In discussing this subject, we shall be enabled at the same time to consider a point equally important for us, namely, whether the several distinct species of a genus, which on my theory have all descended from a common progenitor, can have migrated (undergoing modification during some part of their migration) from the area inhabited by their progenitor.
If it can be shown to be almost invariably the case, that a region, of which most of its inhabitants are closely related to, or belong to the same genera with the species of a second region, has probably received at some former period immigrants from this other region, my theory will be strengthened; for we can clearly understand, on the principle of modification, why the inhabitants of a region should be related to those of another region, whence it has been stocked.
A volcanic island, for instance, upheaved and formed at the distance of a few hundreds of miles from a continent, would probably receive from it in the course of time a few colonists, and their descendants, though modified, would still be plainly related by inheritance to the inhabitants of the continent.
Cases of this nature are common, and are, as we shall hereafter more fully see, inexplicable on the theory of independent creation.
This view of the relation of species in one region to those in another, does not differ much (by substituting the word variety for species) from that lately advanced in an ingenious paper by Mr Wallace, in which he concludes, that `every species has come into existence coincident both in space and time with a pre-existing closely allied species.' And I now know from correspondence, that this coincidence he attributes to generation with modification.

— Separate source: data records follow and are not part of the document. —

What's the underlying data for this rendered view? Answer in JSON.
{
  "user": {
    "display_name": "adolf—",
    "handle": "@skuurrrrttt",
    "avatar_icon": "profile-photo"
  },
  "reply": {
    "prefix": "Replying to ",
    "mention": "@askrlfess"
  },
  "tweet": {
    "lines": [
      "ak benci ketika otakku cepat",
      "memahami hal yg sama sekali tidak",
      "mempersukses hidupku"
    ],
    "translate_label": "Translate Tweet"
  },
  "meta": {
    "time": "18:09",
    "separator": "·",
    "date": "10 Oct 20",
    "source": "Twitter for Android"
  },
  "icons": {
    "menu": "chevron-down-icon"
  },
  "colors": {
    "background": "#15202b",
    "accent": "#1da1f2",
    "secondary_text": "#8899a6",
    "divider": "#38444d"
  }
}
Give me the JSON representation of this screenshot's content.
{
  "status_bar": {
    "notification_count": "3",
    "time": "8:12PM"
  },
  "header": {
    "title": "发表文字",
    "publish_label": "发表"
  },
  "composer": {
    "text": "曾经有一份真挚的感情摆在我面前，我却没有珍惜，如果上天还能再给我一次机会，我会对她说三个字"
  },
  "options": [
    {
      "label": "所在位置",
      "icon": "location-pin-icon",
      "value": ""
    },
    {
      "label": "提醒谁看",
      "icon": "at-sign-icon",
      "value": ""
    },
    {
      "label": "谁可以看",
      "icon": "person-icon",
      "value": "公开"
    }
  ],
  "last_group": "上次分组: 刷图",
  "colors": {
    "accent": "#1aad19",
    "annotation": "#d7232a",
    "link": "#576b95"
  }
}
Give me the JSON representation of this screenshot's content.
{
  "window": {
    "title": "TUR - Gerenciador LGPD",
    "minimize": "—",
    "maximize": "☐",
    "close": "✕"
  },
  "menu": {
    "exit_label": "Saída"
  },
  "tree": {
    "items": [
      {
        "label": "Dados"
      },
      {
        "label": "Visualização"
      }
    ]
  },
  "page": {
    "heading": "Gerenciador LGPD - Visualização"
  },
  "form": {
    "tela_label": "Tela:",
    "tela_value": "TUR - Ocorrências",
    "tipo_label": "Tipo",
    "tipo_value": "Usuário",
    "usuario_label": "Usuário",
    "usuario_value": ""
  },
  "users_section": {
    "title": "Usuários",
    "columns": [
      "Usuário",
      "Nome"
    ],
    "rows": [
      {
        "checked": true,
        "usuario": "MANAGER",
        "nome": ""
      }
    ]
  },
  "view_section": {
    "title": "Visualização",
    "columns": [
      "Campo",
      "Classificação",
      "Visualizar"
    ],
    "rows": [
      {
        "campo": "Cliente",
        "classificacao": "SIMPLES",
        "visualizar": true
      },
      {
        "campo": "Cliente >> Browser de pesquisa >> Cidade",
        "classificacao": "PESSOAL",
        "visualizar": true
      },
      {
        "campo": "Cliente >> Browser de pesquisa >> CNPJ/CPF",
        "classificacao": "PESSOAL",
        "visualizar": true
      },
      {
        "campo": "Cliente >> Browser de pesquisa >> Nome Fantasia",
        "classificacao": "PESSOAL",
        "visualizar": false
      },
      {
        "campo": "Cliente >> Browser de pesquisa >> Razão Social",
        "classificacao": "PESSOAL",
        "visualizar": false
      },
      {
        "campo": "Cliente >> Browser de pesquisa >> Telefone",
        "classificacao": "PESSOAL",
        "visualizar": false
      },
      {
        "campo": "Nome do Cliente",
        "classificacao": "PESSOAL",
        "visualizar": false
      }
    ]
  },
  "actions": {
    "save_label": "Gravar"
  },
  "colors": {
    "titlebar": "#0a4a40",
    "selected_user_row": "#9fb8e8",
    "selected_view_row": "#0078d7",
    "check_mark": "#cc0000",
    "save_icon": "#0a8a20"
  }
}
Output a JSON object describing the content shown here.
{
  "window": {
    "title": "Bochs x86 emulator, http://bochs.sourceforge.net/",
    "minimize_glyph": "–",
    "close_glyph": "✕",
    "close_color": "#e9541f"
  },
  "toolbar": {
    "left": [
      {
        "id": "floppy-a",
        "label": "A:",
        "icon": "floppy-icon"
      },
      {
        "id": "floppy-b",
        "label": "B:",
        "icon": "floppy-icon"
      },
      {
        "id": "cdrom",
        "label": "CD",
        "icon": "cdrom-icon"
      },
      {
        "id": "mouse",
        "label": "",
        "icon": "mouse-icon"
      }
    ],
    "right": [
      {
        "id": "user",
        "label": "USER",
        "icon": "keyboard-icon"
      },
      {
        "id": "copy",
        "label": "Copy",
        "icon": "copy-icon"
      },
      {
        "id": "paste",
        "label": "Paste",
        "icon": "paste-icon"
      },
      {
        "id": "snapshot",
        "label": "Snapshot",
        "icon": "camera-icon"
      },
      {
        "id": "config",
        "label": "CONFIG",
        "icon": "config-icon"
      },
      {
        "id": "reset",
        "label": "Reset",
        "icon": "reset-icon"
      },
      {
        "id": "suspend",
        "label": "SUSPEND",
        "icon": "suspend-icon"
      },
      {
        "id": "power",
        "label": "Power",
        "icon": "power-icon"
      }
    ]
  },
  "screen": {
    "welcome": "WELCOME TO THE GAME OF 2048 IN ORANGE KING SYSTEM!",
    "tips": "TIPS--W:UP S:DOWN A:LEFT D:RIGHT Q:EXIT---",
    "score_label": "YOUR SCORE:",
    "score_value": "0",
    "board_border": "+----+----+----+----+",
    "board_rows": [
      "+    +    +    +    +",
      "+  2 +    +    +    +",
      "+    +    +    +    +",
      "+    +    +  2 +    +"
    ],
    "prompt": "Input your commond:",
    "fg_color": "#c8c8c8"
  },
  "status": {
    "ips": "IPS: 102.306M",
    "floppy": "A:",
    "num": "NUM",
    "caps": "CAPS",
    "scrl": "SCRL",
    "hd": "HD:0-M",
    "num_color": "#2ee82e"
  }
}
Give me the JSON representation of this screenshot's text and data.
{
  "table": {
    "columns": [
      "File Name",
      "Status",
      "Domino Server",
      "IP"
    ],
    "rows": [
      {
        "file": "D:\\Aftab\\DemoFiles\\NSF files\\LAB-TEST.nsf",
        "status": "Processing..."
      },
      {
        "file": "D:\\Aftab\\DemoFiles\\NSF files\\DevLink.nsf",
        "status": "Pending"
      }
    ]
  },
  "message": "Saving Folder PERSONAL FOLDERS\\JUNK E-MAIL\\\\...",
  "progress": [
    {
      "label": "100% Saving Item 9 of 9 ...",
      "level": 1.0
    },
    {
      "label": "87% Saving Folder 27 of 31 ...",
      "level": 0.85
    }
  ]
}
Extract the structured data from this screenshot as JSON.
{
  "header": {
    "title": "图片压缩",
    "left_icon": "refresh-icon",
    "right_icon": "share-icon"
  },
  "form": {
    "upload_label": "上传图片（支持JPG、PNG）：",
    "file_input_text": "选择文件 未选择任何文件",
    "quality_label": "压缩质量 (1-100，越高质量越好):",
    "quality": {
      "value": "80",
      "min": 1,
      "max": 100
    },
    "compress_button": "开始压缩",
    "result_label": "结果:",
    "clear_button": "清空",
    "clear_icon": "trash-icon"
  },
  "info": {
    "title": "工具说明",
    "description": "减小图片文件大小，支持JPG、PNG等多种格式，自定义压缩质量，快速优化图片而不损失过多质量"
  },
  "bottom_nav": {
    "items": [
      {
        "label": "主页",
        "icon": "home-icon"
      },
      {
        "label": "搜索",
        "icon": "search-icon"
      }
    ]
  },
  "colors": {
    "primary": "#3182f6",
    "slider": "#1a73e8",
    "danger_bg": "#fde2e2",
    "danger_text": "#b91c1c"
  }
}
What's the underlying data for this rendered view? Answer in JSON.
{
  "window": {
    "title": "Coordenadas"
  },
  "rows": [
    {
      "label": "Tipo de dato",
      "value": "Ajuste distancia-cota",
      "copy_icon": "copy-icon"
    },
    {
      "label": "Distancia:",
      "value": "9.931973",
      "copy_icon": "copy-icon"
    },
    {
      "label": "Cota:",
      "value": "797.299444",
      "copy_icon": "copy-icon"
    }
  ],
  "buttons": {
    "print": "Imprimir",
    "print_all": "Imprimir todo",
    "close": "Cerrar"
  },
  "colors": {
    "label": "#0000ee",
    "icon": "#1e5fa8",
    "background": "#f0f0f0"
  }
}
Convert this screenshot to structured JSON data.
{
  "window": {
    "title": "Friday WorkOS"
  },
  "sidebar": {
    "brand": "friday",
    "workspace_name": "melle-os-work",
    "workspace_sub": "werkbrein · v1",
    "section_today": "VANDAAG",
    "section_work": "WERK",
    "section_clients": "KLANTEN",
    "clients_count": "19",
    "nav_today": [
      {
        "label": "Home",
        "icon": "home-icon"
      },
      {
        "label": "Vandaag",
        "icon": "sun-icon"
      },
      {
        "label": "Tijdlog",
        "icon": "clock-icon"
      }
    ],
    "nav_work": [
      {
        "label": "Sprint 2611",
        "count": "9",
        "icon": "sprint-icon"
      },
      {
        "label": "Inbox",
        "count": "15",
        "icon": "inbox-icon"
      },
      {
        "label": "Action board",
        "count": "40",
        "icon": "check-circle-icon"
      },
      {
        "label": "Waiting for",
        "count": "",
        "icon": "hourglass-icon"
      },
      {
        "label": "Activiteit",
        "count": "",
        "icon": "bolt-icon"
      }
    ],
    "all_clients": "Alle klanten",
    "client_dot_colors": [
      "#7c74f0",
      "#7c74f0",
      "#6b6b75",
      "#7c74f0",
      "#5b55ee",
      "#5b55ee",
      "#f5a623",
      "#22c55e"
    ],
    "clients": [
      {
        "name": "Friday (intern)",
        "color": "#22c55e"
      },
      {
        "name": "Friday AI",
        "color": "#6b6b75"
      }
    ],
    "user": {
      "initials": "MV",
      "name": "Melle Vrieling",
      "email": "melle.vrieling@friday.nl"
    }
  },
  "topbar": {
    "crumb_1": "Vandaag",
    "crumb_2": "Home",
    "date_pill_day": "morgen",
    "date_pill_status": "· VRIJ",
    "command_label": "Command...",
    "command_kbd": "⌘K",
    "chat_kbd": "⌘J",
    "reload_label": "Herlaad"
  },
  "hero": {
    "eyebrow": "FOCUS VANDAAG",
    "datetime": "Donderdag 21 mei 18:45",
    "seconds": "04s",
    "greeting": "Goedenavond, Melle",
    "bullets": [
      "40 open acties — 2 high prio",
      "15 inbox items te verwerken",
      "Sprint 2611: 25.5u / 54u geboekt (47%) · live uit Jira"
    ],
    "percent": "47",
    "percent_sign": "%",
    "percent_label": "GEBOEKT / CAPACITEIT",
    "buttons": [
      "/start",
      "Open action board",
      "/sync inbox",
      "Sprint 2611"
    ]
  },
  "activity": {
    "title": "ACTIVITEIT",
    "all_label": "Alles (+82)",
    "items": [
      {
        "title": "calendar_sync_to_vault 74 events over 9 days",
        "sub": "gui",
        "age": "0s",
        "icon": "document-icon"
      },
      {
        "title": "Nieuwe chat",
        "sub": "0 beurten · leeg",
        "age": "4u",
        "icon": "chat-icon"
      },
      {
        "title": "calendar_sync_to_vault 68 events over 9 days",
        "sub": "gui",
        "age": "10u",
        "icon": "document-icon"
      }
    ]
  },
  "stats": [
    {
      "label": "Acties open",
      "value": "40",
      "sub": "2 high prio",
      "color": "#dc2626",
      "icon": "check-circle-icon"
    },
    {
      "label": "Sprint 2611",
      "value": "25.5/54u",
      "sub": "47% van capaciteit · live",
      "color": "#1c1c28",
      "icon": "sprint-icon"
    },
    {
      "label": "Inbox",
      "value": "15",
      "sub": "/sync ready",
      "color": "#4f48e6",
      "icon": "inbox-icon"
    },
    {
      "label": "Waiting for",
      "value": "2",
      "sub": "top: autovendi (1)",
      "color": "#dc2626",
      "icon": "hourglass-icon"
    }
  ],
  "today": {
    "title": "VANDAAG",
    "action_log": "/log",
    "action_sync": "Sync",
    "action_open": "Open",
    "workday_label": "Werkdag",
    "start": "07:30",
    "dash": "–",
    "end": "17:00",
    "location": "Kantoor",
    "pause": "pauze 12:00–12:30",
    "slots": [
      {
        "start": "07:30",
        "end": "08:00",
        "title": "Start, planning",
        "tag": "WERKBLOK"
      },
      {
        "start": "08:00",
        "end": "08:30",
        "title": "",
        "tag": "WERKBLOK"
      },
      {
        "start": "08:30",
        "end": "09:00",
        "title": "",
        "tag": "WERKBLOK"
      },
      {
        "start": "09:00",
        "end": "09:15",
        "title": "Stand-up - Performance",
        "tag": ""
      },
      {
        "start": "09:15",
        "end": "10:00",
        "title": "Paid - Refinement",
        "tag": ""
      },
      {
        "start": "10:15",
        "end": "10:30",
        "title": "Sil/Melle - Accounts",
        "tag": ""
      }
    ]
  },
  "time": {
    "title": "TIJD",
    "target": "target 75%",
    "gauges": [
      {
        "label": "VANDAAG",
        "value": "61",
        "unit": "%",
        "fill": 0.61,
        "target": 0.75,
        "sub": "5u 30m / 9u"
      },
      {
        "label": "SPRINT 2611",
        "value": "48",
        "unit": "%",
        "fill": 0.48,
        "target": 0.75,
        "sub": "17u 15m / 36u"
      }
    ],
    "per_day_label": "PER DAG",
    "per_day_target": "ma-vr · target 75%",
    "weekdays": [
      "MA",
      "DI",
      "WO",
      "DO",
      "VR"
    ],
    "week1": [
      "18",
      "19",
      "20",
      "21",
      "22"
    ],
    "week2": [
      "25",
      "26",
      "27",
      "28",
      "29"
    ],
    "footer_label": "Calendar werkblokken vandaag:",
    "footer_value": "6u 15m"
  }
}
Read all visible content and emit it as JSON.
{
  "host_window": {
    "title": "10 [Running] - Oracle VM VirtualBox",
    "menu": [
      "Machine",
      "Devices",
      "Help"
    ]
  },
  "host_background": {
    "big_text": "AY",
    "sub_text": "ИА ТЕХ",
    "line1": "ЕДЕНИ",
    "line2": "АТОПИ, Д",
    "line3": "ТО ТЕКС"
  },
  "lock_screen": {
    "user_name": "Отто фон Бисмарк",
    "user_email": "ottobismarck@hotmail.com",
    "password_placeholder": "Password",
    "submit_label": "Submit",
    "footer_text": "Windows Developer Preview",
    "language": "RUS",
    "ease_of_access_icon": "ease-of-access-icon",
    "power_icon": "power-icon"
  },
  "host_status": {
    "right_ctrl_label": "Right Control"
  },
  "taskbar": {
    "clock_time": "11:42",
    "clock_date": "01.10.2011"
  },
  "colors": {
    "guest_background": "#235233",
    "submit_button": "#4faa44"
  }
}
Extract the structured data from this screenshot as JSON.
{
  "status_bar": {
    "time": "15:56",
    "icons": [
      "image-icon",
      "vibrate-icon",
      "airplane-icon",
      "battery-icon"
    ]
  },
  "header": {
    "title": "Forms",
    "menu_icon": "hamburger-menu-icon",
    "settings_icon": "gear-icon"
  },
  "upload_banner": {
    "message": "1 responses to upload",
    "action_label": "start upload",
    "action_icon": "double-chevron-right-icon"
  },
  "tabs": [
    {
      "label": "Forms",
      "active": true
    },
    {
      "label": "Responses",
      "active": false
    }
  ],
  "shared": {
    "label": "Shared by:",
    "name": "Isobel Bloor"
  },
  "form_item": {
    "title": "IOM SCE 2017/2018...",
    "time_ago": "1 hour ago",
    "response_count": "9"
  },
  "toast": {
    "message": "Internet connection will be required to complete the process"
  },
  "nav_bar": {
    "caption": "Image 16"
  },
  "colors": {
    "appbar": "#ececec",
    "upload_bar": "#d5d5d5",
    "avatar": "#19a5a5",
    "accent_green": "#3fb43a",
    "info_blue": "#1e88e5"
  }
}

The previous remarks on `single and multiple centres of creation' do not directly bear on another allied question, namely whether all the individuals of the same species have descended from a single pair, or single hermaphrodite, or whether, as some authors suppose, from many individuals simultaneously created.
With those organic beings which never intercross (if such exist), the species, on my theory, must have descended from a succession of improved varieties, which will never have blended with other individuals or varieties, but will have supplanted each other; so that, at each successive stage of modification and improvement, all the individuals of each variety will have descended from a single parent.
But in the majority of cases, namely, with all organisms which habitually unite for each birth, or which often intercross, I believe that during the slow process of modification the individuals of the species will have been kept nearly uniform by intercrossing; so that many individuals will have gone on simultaneously changing, and the whole amount of modification will not have been due, at each stage, to descent from a single parent.
To illustrate what I mean: our English racehorses differ slightly from the horses of every other breed; but they do not owe their difference and superiority to descent from any single pair, but to continued care in selecting and training many individuals during many generations.
Before discussing the three classes of facts, which I have selected as presenting the greatest amount of difficulty on the theory of `single centres of creation,' I must say a few words on the means of dispersal.
|05 - Laws of Variation||05-03 - Acclimatisation||40||On the whole, we may conclude that habit, or use and disuse, have, in some cases, played a considerable part in the modification of the constitution and structure; but that the effects have often been largely combined with, and sometimes overmastered by the natural selection of innate variations.|